*WORK ITEM*. With the images set aside, retype every record below character for character.

=== RECORD EXCERPTS ===

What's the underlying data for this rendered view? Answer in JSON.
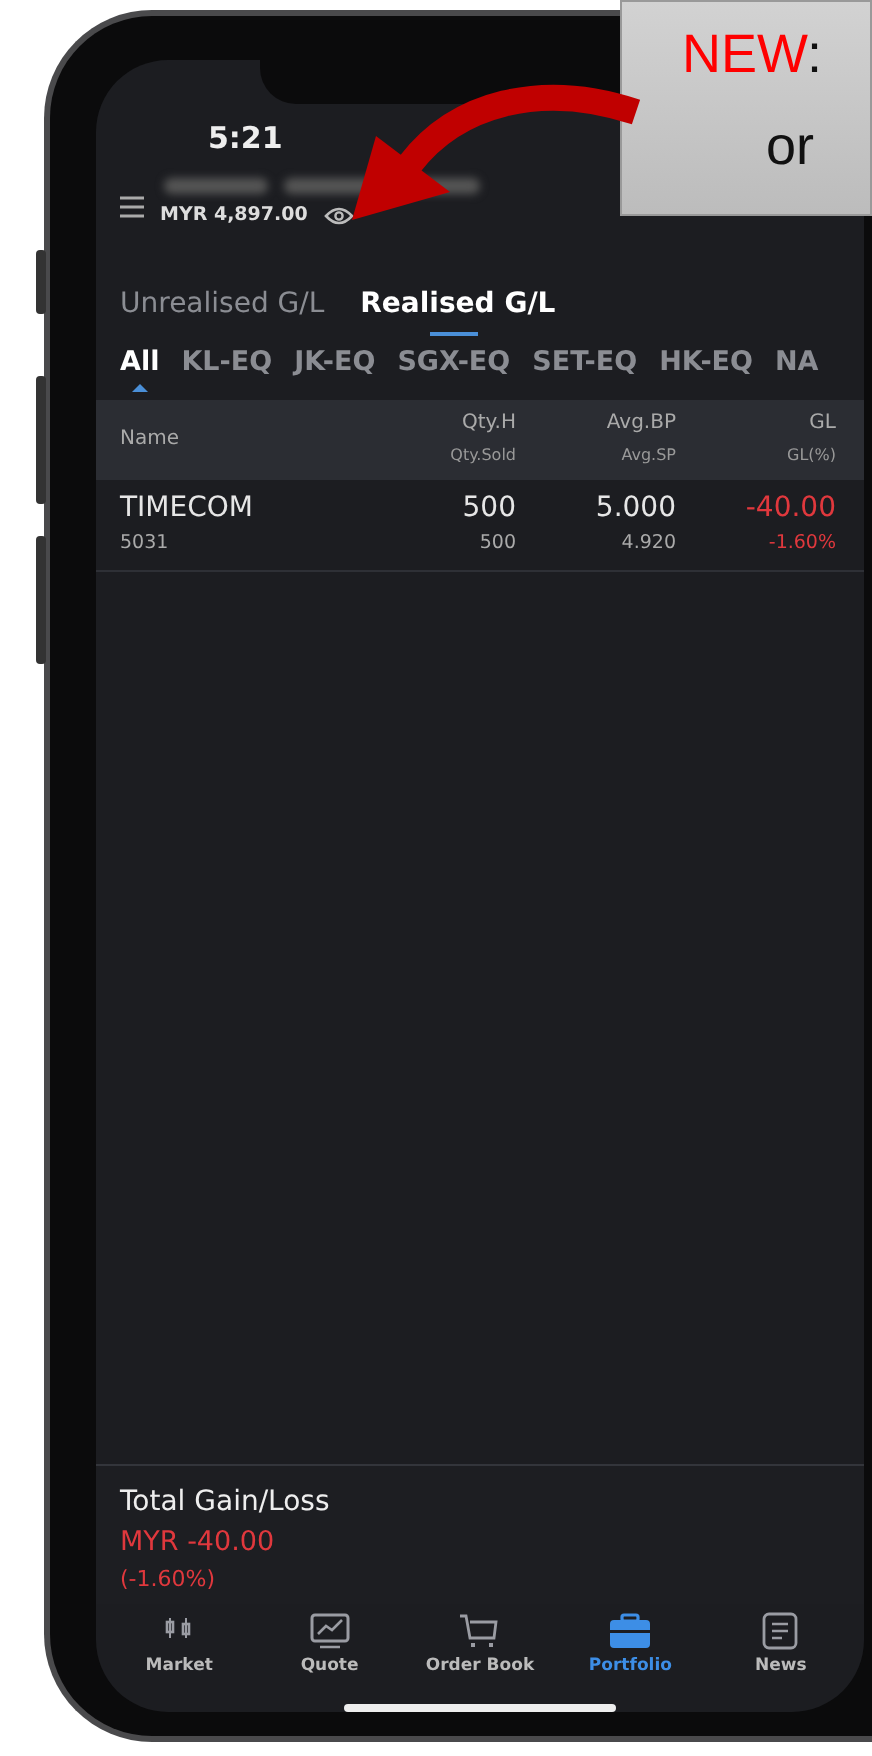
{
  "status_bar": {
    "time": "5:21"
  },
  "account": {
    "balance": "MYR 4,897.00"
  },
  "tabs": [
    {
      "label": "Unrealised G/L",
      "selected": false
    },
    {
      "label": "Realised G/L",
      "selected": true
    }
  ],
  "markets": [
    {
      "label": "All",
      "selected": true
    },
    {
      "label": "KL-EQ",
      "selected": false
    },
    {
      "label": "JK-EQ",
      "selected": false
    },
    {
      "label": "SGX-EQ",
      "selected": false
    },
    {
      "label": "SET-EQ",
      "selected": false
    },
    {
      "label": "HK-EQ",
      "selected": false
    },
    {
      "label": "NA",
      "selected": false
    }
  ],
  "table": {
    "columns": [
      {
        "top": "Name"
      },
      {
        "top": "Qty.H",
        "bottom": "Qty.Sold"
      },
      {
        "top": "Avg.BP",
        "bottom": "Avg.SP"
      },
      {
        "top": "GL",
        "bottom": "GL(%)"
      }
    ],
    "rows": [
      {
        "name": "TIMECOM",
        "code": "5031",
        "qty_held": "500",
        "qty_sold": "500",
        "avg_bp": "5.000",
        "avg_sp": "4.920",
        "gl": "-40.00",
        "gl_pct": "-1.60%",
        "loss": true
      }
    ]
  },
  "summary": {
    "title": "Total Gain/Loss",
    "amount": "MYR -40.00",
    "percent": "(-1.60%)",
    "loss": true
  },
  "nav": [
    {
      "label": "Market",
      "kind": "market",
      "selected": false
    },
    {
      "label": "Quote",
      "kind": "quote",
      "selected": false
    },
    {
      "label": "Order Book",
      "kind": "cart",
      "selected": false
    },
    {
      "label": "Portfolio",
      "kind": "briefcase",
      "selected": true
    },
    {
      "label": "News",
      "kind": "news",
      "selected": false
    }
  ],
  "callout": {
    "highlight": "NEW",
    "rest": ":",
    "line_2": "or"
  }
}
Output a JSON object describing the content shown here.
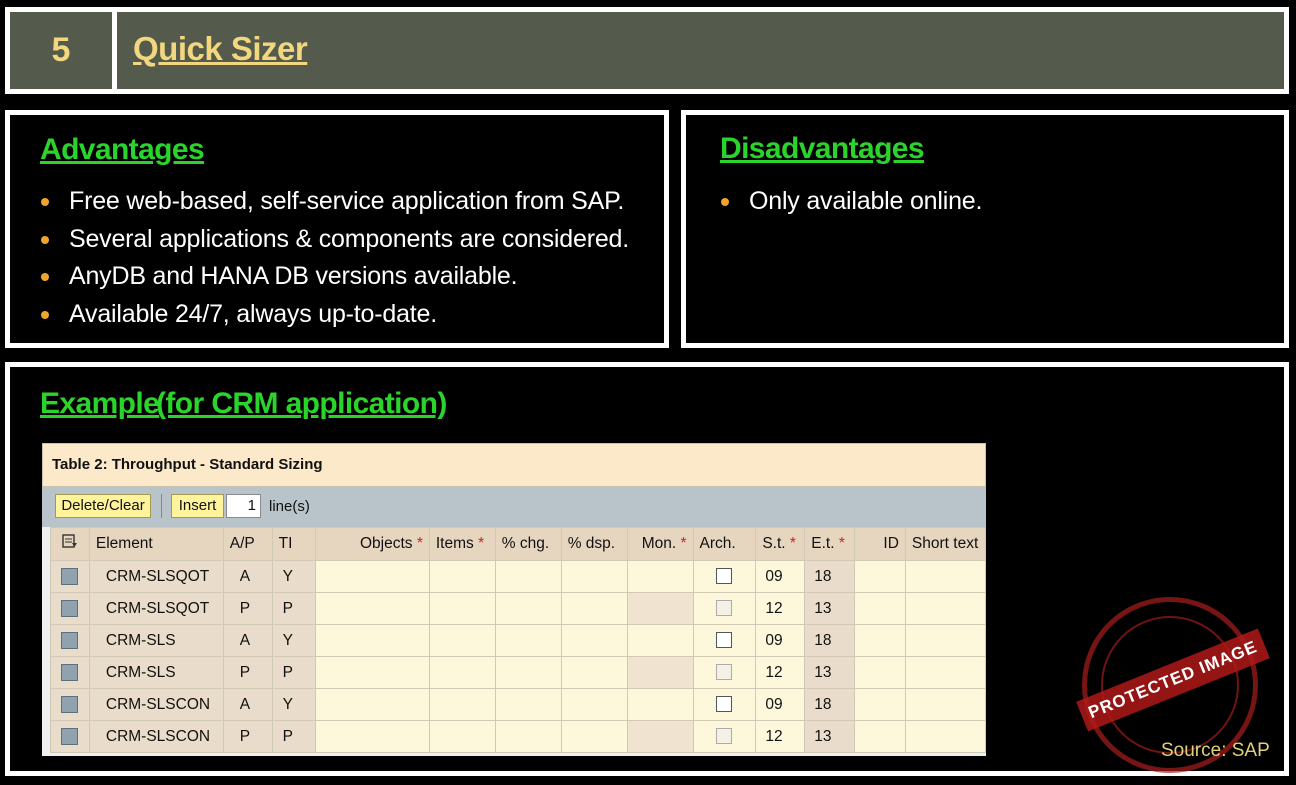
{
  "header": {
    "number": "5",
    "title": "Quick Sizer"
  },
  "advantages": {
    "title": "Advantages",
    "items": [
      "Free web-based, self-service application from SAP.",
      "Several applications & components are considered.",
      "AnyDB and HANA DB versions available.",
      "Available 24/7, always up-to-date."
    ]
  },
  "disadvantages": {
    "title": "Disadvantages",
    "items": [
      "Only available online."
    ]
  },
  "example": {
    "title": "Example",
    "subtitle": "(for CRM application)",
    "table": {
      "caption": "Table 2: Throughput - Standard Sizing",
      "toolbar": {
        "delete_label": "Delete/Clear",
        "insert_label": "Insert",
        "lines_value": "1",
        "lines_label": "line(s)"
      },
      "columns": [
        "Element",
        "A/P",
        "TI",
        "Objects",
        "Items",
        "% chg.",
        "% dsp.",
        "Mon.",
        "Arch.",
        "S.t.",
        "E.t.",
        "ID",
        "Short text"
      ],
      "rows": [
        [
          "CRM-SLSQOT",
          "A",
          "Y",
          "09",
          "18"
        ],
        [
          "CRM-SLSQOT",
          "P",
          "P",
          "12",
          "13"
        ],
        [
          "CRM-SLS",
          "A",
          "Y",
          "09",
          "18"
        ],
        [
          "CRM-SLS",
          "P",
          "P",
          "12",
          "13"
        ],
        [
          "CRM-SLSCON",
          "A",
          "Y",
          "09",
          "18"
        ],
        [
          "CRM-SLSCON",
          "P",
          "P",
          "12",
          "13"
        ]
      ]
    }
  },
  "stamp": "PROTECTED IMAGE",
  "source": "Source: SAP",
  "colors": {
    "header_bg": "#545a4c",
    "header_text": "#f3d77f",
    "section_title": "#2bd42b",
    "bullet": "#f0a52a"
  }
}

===

*RESPONSE TO THIS EXERCISE*.
What's the underlying data for this rendered view? Answer in JSON.
{
  "status_bar": {
    "time": "5:21"
  },
  "account": {
    "balance": "MYR 4,897.00"
  },
  "tabs": [
    {
      "label": "Unrealised G/L",
      "selected": false
    },
    {
      "label": "Realised G/L",
      "selected": true
    }
  ],
  "markets": [
    {
      "label": "All",
      "selected": true
    },
    {
      "label": "KL-EQ",
      "selected": false
    },
    {
      "label": "JK-EQ",
      "selected": false
    },
    {
      "label": "SGX-EQ",
      "selected": false
    },
    {
      "label": "SET-EQ",
      "selected": false
    },
    {
      "label": "HK-EQ",
      "selected": false
    },
    {
      "label": "NA",
      "selected": false
    }
  ],
  "table": {
    "columns": [
      {
        "top": "Name"
      },
      {
        "top": "Qty.H",
        "bottom": "Qty.Sold"
      },
      {
        "top": "Avg.BP",
        "bottom": "Avg.SP"
      },
      {
        "top": "GL",
        "bottom": "GL(%)"
      }
    ],
    "rows": [
      {
        "name": "TIMECOM",
        "code": "5031",
        "qty_held": "500",
        "qty_sold": "500",
        "avg_bp": "5.000",
        "avg_sp": "4.920",
        "gl": "-40.00",
        "gl_pct": "-1.60%",
        "loss": true
      }
    ]
  },
  "summary": {
    "title": "Total Gain/Loss",
    "amount": "MYR -40.00",
    "percent": "(-1.60%)",
    "loss": true
  },
  "nav": [
    {
      "label": "Market",
      "kind": "market",
      "selected": false
    },
    {
      "label": "Quote",
      "kind": "quote",
      "selected": false
    },
    {
      "label": "Order Book",
      "kind": "cart",
      "selected": false
    },
    {
      "label": "Portfolio",
      "kind": "briefcase",
      "selected": true
    },
    {
      "label": "News",
      "kind": "news",
      "selected": false
    }
  ],
  "callout": {
    "highlight": "NEW",
    "rest": ":",
    "line_2": "or"
  }
}
Output a JSON object describing the content shown here.
{
  "header": {
    "number": "5",
    "title": "Quick Sizer"
  },
  "advantages": {
    "title": "Advantages",
    "items": [
      "Free web-based, self-service application from SAP.",
      "Several applications & components are considered.",
      "AnyDB and HANA DB versions available.",
      "Available 24/7, always up-to-date."
    ]
  },
  "disadvantages": {
    "title": "Disadvantages",
    "items": [
      "Only available online."
    ]
  },
  "example": {
    "title": "Example",
    "subtitle": "(for CRM application)",
    "table": {
      "caption": "Table 2: Throughput - Standard Sizing",
      "toolbar": {
        "delete_label": "Delete/Clear",
        "insert_label": "Insert",
        "lines_value": "1",
        "lines_label": "line(s)"
      },
      "columns": [
        "Element",
        "A/P",
        "TI",
        "Objects",
        "Items",
        "% chg.",
        "% dsp.",
        "Mon.",
        "Arch.",
        "S.t.",
        "E.t.",
        "ID",
        "Short text"
      ],
      "rows": [
        [
          "CRM-SLSQOT",
          "A",
          "Y",
          "09",
          "18"
        ],
        [
          "CRM-SLSQOT",
          "P",
          "P",
          "12",
          "13"
        ],
        [
          "CRM-SLS",
          "A",
          "Y",
          "09",
          "18"
        ],
        [
          "CRM-SLS",
          "P",
          "P",
          "12",
          "13"
        ],
        [
          "CRM-SLSCON",
          "A",
          "Y",
          "09",
          "18"
        ],
        [
          "CRM-SLSCON",
          "P",
          "P",
          "12",
          "13"
        ]
      ]
    }
  },
  "stamp": "PROTECTED IMAGE",
  "source": "Source: SAP",
  "colors": {
    "header_bg": "#545a4c",
    "header_text": "#f3d77f",
    "section_title": "#2bd42b",
    "bullet": "#f0a52a"
  }
}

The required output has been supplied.